The season starts, traditionally, with the Community Shield, wherein the league champion plays the FA Cup victor. There is the November tradition of Arsenal going on a month-long slump. The December tradition of Arsene Wenger doing just enough to keep his job in London. The traditional holiday fixture list, with matches coming “thick and fast” between the end of December and the beginning of January. There is the tradition of describing said games as coming “thick and fast.” There is the traditional eschewing of a winter break. And the traditional moaning about no winter break from the country’s top managers and Jose Mourinho.
Traditions are very important to English football. And these traditions must be upheld, rigorously.
But the tradition of not taking a mid-winter break is now under consideration, as the Premier League looks ahead to the next TV deal, set to start in 2019. According to the BBC, the league is currently looking into implementing a winter break, in January, following the traditional run of holiday fixtures.
There is no word yet as to how this would impact the domestic club competitions, or, how long the break would last. The longest break among Europe’s top leagues this season came in the Bundesliga, with German clubs enjoying a 22-day vacation.
Traditionalists are sure to be against this, but well-rested squads are bound to produce better football in the second half of the season. It might even have the knock-on effect of helping England avoid the traditional choke job in major competitions.

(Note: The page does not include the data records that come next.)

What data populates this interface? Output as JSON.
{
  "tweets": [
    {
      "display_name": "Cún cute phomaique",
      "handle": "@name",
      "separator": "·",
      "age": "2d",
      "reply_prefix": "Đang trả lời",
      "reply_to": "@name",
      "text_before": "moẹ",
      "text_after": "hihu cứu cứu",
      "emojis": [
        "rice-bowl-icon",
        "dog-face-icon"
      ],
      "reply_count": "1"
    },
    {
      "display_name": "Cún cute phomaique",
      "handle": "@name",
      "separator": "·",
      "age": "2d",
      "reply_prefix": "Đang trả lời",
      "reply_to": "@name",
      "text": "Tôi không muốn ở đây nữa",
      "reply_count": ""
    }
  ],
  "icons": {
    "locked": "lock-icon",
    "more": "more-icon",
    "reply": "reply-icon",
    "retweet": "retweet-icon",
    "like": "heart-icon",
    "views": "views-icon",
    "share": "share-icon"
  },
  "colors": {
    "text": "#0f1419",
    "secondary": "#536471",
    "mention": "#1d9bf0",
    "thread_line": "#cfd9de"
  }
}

However, certain managers (looking at you, Jose) will now have to come up with new excuses as to why their excessively expensive clubs are underperforming around this point in the season.